Residency Requirements for Tuition Purposes

If you are admitted, we will determine your residency status before you matriculate.

Some of the more pertinent UH Mānoa residency regulations follow. For frequently asked questions about residency, please see Establishing Residency in the State of Hawaiʻi for Tuition Purposes. For more information, please contact a UH Residency Counselor in the Office of Admissions and Records at (808) 956-8975 or 1-800-823-9771. He or she will help you determine what action to take and what documents to provide when you become eligible for resident tuition.

Definition of Hawai‘i Residency

A student is deemed a resident of the state of Hawaiʻi for tuition purposes if the student (19* or older), or the student (under 19*) and his/her parents or legal guardians, have:

  1. Demonstrated intent to permanently reside in Hawaiʻi (see below for evidences);
  2. Been physically present in Hawaiʻi for the 12 consecutive months prior to the first day of instruction and subsequent to the demonstration of intent to make Hawaiʻi his/her legal residency; and
  3. The student, whether adult or minor, has not been claimed as a dependent for tax purposes for at least 12 consecutive months prior to the first day of instruction by his/her parents or legal guardians who are not legal residents of Hawaiʻi.

To demonstrate the intent to make Hawaiʻi your legal residency, the following evidence apply, but no single act is sufficient to establish residency for tuition purposes:

A. Filing Hawaiʻi resident personal income tax return;

B. Voting/registering to vote in the state of Hawaiʻi.

Other evidence, such as permanent employment and ownership or continuous leasing of a dwelling in Hawaiʻi, may apply but no single act is sufficient to establish residency in the State of Hawaiʻi.

Other Legal Factors

Other legal factors involved in making a residency determination include the following:

A. The 12 months of continuous residency in Hawaiʻi shall begin on the date upon which the first overt action (see evidences) is taken to make Hawaiʻi the permanent residence. Resident status will be lost if it is interrupted during the 12 months immediately preceding the first day of instruction;

B. Residency in Hawaiʻi and residency in another place cannot be held simultaneously;

C. Presence in Hawaiʻi primarily to attend an institution of higher learning does not create resident status. A nonresident student enrolled for 6 credits or more during any term within the 12-month period is presumed to be in Hawaiʻi primarily to attend college. Such periods of enrollment cannot be applied toward the physical presence requirement;

D. The residency of unmarried students who are minors follows that of the parents or legal guardian. Marriage emancipates a minor;

E. Resident status, once acquired, will be lost by future voluntary action of the resident inconsistent with such status. However, Hawai‘i residency will not be lost solely because of absence from the State while a member of the U.S. Armed Forces, while engaged in navigation, or while a student at any institution of learning, provided that Hawai‘i is claimed and maintained as the person's legal residence.
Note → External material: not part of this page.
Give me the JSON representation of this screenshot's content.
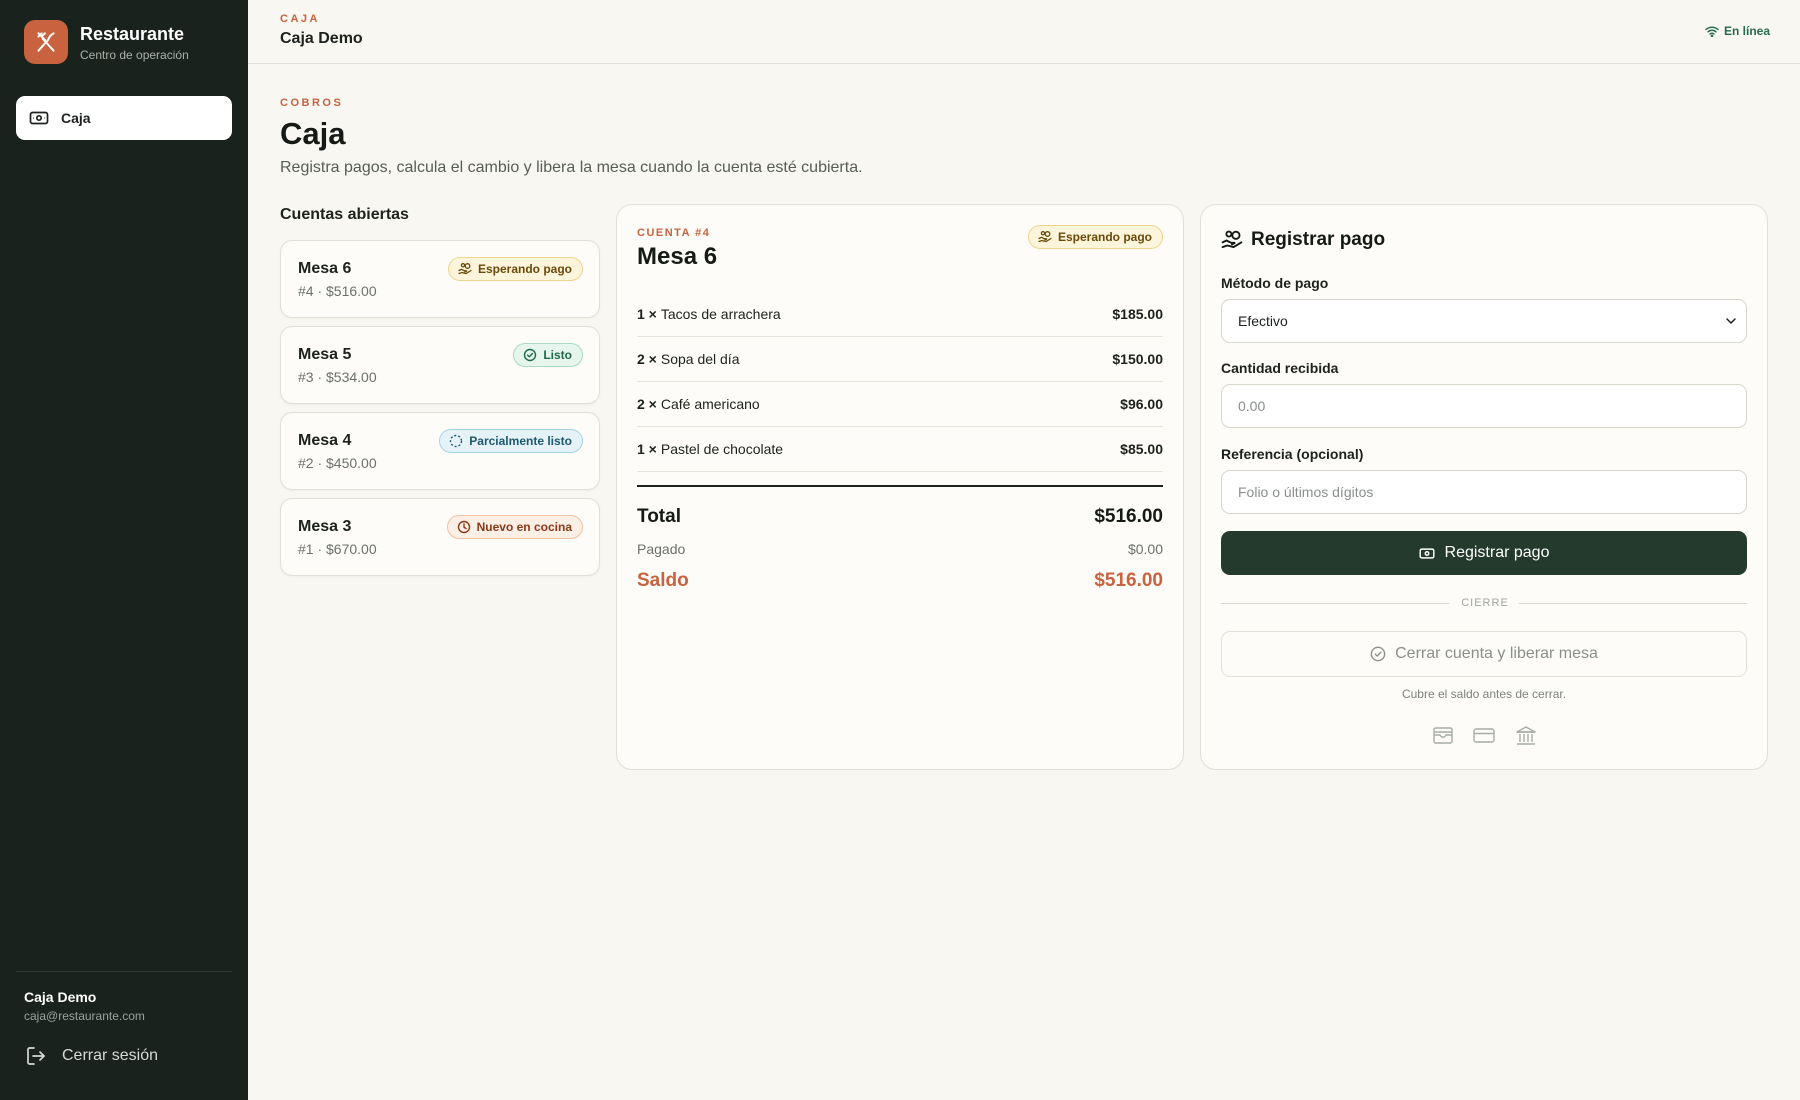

Board of Regents Exemptions

1. Nonresidents may be allowed to pay resident tuition if they qualify as one of the following:

A. United States military personnel and their authorized dependents (as defined by the Armed Services) during the period such personnel are stationed in Hawai‘i on active duty;

B. Members of the Hawai‘i National Guard and Hawai‘i-based Reserves;

C. Full-time employees of UH Mānoa and their spouses and legal dependents (as defined under Internal Revenue Service rules);

D. East-West Center student grantees pursuing baccalaureate or advanced degrees;

E. Hawaiians, descendants of the aboriginal peoples that inhabited the Hawaiian Islands and exercised sovereignty in the Hawaiian Islands in 1778.

2. Citizens of an eligible Hawai‘i Pacific island district, commonwealth, territory, or insular jurisdiction, state, or nation which does not provide public institutions that grant baccalaureate degrees may be allowed to pay 150% of the resident tuition. These categories currently include the following places:

  • American Sāmoa
  • Commonwealth of the Northern Marianas
  • Cook Islands
  • Federated States of Micronesia
  • Futuna
  • Kiribati
  • Nauru
  • New Caledonia
  • Niue
  • Republic of Marshall Islands
  • Republic of Palau
  • Solomon Islands
  • Tokelau
  • Tonga
  • Tuvalu
  • Vanuatu
  • Wallis

This list is subject to change. For a current list, eligibility and documentation requirements, please contact the Admissions Office of the campus you are applying to.


A student or prospective student who provides incorrect information on any form or document intended for use in determining residency status for tuition purposes will be subject to the requirements and/or disciplinary measures provided for in the rules and regulations governing residency status.

Appeal Process

Residency decisions may be appealed by contacting the residency officer for information on how to initiate an appeal.

*The age of majority is 18 years. However, a person between the ages of 18 and 19, unless emancipated, cannot claim residency solely on the basis of himself or herself because he or she does not have the minimum 12 months residency, which commences on his or her 18th birthday.


Elisabeth Steele Hutchison

Director of Admissions
Office phone
(808) 956-5557